More than 20 years ago Geoffrey Moore wrote the seminal book on high-tech growth strategies “Crossing the Chasm”. I remember that when I joined eBay around 2001 you would have had a hard time to find someone who hasn’t read the book and was discussing the implications. Today, when I mention the book to young entrepreneurs, most of them haven’t heard about it. Which is strange — as I believe the lessons learned in Geoffrey’s book are as relevant today as they were 20 years ago.

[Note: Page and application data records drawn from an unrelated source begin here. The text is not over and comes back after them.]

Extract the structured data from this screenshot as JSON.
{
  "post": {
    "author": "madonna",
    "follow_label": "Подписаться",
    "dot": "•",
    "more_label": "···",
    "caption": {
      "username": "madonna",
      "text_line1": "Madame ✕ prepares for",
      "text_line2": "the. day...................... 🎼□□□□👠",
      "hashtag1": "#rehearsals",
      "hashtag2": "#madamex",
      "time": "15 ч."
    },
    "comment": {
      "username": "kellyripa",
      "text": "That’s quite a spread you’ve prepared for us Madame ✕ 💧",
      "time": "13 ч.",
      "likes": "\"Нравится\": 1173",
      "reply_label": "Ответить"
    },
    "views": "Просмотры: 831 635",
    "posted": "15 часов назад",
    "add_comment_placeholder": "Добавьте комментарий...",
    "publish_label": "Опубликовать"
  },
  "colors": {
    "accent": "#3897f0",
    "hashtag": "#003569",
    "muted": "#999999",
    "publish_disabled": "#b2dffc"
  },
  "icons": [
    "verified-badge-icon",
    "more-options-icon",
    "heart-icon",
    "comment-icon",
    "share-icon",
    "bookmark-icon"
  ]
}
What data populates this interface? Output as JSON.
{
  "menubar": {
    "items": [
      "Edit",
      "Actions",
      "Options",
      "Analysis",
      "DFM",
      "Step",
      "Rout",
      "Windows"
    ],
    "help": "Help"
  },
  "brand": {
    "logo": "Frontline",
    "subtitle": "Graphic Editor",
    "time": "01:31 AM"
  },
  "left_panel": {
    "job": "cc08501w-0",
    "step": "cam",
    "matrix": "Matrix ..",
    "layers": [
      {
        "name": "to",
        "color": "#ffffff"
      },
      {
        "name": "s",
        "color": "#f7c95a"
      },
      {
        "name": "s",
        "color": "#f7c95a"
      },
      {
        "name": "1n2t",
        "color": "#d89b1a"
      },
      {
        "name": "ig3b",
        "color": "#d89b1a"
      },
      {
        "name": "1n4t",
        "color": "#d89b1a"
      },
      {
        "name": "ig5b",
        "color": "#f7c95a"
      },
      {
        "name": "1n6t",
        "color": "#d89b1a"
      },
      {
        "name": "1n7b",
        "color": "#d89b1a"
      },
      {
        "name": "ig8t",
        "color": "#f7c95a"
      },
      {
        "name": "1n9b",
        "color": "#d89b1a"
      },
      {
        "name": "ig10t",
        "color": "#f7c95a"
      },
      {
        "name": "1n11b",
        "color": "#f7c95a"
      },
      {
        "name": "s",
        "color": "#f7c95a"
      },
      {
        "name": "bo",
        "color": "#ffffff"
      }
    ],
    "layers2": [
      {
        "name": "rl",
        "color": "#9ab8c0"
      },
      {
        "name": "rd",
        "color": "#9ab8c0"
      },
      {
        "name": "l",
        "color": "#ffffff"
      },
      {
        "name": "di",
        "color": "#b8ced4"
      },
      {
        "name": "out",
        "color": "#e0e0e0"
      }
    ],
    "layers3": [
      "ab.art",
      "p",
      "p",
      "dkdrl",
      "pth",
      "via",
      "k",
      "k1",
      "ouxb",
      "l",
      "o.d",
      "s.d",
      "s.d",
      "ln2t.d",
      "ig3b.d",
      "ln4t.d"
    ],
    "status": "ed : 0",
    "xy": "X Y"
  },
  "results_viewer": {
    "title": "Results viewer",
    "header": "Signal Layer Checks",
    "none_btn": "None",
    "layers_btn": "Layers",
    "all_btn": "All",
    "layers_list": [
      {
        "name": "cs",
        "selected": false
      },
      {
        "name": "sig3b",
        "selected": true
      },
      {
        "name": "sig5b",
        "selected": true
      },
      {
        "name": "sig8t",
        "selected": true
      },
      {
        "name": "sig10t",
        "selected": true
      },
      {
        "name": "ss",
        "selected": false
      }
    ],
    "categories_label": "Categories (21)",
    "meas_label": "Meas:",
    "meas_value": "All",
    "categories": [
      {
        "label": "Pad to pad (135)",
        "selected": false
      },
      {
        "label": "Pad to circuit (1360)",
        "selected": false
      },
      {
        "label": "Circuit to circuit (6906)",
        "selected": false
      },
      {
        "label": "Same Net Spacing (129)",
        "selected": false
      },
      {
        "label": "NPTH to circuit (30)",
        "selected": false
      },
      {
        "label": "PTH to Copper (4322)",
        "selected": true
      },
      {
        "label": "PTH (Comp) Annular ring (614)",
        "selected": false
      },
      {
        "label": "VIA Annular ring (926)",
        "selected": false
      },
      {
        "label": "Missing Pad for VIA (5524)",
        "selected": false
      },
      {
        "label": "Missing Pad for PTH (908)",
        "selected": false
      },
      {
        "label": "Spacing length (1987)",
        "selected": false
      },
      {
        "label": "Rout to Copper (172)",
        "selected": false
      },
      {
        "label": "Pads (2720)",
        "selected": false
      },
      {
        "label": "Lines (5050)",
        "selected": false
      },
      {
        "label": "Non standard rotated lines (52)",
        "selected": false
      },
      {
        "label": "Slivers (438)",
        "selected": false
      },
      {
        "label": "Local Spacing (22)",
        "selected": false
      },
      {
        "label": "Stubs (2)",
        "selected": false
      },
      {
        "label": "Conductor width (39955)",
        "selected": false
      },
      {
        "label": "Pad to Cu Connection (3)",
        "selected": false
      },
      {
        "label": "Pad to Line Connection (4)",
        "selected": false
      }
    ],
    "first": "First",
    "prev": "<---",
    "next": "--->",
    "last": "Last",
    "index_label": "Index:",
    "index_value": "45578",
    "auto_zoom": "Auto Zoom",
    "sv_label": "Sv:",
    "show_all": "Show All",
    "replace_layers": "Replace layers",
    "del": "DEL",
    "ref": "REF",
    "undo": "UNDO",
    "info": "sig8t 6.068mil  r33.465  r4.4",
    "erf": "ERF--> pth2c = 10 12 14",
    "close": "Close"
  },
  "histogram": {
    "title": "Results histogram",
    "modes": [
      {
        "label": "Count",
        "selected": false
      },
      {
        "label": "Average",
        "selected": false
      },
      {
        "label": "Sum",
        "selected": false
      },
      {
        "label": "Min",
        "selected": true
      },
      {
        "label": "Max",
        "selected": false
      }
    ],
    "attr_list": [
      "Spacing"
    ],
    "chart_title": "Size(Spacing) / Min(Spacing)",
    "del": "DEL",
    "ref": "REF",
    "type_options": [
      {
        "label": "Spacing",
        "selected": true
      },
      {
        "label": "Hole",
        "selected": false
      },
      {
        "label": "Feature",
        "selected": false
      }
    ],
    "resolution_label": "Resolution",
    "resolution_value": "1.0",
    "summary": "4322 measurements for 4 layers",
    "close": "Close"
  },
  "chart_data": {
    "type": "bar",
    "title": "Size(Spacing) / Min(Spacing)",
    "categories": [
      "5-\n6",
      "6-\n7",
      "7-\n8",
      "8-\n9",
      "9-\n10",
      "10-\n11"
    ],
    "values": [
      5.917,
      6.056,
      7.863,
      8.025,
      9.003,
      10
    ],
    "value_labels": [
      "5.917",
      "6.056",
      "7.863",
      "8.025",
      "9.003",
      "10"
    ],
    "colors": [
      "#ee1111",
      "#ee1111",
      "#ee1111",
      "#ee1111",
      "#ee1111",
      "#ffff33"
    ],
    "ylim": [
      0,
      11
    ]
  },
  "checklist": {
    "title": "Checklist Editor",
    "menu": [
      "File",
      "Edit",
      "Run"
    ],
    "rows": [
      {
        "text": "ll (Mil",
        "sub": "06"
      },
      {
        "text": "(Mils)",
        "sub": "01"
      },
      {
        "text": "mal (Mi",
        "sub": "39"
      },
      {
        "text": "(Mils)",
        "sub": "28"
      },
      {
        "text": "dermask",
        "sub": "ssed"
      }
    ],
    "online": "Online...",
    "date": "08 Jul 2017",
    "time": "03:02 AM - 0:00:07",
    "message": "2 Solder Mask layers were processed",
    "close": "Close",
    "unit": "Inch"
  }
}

In a nutshell Geoffrey explains that when you look at the typical technology adoption lifecycle (which is bell shaped) you will find a distinct gap (the chasm) between your early adopters and the early majority. The reason for this is that your customers in the early majority look for different things than your early adopters — namely they look for perceived safety by buying from a market leader. Which in turn means — you need to find a niche which you can dominate and grow from there (the bowling alley strategy; also something which Peter Thiel describes, with other words, in his new book).
In the end it all comes down to focus, finding niches you can dominate and thus rise to market leader status instead of spreading yourself too thin and becoming an also-run: Take your market, segment it into relevant niches and figure out which of those niches you want to take first. Pick on and focus on becoming the dominant player in that niche before you take the next one.